Unlike the Stones, Madonna refuses to play all her greatest hits on command. Picture: Michael Campanella/Getty
Unlike the Stones, Madonna refuses to play all her greatest hits on command. Picture: Michael Campanella/Getty

Madonna will survive Eurovision just fine, thank you

LOOK, even the biggest Madonna fan couldn't argue Madonna's Eurovision guest slot was up there with her most iconic TV performances.

Her voice strained during Like a Prayer (although magically the YouTube version she's belatedly shared sounds much improved) and new song Future uses the divisive autotune effect.

But for media commentators to legitimately call it the 'death of her career' is the epitome of clickbait.

We're talking about a woman who is still being called a "prostitute" in 2019 by fellow musician Bobby Gillespie of Primal Scream for playing in Israel to promote her new record at Eurovision. (British music writer Peter Paphides noted that Gillespie did not call his mates Radiohead sex workers when they played a concert in Tel Aviv two years ago, just Madonna.)

Take away the politics of playing in Israel (which Madonna did not shy away from - her dancers wore Palestinian and Israeli flags on their jackets while embracing - a stunt hidden from organisers and breaking the strict non-political rules of Eurovision broadcast) and Madonna has always gravitated to the uneasy option.

She recently spoke about going to the AIDS wings of hospitals in the 80s and how she lay next to dying patients to hug them when other people were too scared to even share a glass with them.

Professionally, she's survived being told writhing around the floor in wedding dress singing Like a Virgin at the MTV Awards would end her career.
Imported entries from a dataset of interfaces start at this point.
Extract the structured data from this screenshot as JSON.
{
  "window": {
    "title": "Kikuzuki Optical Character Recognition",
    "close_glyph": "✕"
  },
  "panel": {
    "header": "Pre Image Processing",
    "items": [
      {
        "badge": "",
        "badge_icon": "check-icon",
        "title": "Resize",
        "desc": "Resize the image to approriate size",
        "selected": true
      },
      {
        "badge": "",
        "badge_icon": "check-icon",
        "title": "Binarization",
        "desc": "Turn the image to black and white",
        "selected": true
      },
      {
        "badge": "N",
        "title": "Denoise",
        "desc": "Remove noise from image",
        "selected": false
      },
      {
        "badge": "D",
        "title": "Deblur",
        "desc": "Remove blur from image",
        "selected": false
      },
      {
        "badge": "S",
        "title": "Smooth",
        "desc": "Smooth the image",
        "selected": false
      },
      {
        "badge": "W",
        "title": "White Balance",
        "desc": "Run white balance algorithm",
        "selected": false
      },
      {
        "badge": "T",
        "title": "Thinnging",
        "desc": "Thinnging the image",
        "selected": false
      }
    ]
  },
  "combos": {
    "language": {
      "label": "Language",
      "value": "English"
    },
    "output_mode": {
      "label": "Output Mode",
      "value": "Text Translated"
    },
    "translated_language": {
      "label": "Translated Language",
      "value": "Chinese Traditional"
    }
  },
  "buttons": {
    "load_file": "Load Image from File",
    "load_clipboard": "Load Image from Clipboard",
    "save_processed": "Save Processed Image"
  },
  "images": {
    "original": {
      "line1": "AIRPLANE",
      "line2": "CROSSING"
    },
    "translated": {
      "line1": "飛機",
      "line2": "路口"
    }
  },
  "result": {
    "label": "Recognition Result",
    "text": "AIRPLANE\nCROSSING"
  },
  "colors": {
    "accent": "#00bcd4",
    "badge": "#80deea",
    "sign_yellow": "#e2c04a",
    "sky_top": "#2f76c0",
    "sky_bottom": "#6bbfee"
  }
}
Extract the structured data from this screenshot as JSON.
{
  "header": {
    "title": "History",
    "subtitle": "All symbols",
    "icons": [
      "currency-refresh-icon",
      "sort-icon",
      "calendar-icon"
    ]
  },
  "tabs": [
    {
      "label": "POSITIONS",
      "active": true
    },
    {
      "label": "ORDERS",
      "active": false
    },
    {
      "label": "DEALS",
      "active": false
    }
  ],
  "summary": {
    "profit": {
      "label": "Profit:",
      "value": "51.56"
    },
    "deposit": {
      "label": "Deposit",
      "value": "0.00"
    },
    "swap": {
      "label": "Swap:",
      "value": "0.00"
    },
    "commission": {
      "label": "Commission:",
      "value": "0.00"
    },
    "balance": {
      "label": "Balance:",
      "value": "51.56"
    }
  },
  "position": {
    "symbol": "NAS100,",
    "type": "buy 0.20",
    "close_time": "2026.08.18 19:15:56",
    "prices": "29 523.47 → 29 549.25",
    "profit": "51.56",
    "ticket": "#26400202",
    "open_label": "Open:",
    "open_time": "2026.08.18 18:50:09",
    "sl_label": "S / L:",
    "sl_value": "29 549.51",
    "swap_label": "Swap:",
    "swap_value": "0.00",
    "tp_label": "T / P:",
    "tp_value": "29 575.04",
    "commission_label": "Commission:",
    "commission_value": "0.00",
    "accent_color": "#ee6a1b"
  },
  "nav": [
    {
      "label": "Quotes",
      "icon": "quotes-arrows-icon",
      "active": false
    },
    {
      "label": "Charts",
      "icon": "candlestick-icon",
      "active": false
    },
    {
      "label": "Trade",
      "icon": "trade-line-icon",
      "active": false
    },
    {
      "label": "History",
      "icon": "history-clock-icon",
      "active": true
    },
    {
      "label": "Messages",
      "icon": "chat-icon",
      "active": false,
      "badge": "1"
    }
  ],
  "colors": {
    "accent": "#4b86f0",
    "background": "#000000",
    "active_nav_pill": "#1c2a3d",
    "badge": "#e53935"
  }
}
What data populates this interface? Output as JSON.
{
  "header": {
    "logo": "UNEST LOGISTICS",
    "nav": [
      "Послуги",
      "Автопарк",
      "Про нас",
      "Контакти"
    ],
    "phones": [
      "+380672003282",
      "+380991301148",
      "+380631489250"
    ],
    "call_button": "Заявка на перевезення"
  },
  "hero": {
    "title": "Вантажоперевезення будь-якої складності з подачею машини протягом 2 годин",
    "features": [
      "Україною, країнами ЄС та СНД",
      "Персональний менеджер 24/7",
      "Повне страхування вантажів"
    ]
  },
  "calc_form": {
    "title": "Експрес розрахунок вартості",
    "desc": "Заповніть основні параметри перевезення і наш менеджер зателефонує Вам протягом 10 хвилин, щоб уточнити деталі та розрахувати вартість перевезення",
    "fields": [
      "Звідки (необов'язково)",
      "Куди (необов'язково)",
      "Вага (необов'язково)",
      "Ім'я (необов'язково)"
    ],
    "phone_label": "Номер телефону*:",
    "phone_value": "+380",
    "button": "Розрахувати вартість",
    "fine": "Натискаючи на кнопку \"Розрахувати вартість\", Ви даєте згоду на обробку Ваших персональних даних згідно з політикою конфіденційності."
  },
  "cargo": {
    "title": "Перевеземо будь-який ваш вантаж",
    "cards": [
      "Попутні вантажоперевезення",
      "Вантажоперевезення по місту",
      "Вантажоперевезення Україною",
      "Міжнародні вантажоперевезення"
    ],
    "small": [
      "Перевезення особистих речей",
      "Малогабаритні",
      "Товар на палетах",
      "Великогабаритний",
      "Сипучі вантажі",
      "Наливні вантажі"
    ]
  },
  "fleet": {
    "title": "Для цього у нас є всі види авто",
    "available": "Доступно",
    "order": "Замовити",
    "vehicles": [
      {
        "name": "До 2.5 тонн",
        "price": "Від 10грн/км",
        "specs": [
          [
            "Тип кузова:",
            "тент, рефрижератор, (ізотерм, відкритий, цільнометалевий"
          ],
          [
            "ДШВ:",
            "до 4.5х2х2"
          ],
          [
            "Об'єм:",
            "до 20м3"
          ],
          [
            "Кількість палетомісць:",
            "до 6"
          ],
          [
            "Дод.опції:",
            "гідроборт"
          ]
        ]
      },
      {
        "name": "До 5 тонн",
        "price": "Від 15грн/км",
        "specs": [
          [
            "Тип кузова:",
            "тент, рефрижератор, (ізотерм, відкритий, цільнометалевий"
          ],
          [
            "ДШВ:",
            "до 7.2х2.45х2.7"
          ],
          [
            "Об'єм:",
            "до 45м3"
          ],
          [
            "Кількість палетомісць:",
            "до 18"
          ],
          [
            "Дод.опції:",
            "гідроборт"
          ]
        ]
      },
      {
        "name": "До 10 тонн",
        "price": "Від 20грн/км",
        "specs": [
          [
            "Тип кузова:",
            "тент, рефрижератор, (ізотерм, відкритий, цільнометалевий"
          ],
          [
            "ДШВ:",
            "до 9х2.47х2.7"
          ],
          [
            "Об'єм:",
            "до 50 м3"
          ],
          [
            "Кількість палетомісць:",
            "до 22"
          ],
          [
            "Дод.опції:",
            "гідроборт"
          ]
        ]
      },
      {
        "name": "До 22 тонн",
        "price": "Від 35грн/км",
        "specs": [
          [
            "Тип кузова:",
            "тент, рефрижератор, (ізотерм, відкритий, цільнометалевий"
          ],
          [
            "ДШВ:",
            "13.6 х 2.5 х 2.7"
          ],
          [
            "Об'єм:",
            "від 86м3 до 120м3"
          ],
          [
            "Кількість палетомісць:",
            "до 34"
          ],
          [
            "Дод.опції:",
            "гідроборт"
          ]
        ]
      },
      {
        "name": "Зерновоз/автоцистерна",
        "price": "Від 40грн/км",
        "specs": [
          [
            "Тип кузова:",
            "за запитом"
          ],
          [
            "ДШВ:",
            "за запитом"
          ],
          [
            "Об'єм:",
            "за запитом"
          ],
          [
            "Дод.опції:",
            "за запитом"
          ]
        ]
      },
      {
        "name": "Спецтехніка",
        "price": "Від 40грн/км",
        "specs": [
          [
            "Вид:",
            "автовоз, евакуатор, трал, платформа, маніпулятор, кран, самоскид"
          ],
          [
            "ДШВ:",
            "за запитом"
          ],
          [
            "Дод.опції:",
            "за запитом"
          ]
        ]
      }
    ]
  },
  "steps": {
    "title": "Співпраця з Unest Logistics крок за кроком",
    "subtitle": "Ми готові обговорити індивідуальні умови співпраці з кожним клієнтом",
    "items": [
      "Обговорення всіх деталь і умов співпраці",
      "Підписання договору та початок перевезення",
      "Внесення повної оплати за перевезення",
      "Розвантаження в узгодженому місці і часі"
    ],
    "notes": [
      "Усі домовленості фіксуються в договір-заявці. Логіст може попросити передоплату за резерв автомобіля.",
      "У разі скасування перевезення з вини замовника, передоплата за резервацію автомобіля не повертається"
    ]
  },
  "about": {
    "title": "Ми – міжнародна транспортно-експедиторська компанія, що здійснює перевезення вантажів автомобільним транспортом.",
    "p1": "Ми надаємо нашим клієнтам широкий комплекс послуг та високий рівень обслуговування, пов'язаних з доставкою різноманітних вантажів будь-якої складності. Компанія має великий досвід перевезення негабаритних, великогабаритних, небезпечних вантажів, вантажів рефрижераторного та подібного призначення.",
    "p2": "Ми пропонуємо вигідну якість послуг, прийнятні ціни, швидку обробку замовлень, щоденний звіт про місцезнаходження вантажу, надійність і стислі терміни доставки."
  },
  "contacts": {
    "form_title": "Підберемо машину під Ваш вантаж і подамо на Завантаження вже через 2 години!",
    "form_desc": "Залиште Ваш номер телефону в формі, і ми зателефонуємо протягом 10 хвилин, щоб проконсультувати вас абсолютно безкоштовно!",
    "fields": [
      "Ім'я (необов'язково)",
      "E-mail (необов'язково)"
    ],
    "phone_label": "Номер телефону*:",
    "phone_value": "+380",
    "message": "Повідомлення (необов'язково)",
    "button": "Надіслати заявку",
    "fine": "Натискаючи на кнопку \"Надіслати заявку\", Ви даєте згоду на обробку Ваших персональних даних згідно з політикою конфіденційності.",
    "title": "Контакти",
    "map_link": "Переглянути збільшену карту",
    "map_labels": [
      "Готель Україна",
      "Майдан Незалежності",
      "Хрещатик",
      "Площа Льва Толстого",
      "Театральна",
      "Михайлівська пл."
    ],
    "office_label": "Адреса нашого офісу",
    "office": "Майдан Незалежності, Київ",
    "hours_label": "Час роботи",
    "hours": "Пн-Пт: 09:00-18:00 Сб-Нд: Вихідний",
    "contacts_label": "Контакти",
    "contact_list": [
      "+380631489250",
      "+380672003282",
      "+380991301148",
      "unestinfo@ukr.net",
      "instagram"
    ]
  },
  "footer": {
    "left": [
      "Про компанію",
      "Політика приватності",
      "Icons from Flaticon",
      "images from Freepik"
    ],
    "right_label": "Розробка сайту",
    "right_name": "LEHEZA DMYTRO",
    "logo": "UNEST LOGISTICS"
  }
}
Naturally, it propelled it.

She was told releasing her Sex book - where she posed nude, discussed masturbation and female sexual fantasies in the prudish early 90s - was career suicide. That too, provided her with even more fame.

She was told she was too old to play Evita, was regularly labelled a slut and a whore for being open about her sex life, she's been mocked for adopting her children, everything from her hands to her face have been picked apart by magazines - and quite often by female editors.

Mick Jagger can still wear tight pants and midriff jumpers at 75, but any time Madonna (who turned 60 last year) shows skin, online comments rain down with "put it away Grandma" and variations on that tired and ageist theme.

 

Unlike the Stones, Madonna refuses to play all her greatest hits on tour, which seems to really anger people outside her diehard fanbase - the ones that pay her high ticket prices.

She continues to work with modern artists because she sees herself as a modern artist.

Maybe Eurovision wasn't the ideal spot to do a "dark ballet" performance art piece, but as any true fan can tell you, that's peak Madonna. Surely nobody was expecting her to bust out Holiday, La Isla Bonita and Material Girl in some cheery medley.

Sure, she could have done a more 'up' remix of Like a Prayer, or even Express Yourself if it was about celebrating the 30th anniversary of the Like a Prayer album - as well as promoting her upcoming Madame X release. But Madonna's never given a single eff about pleasing anyone but herself. And it certainly hasn't harmed her career so far, either. She remains one of the highest-grossing live acts and highest-selling recording artists of all time.

Complaining about an off key vocal, or whinging about song choice or making hilarious eye patch jokes all adds up to the fact that in 2019 Madonna has still keep the world talking about her. And she'll stop when she's ready.

Cameron Adams is a national music writer. @cameron_adams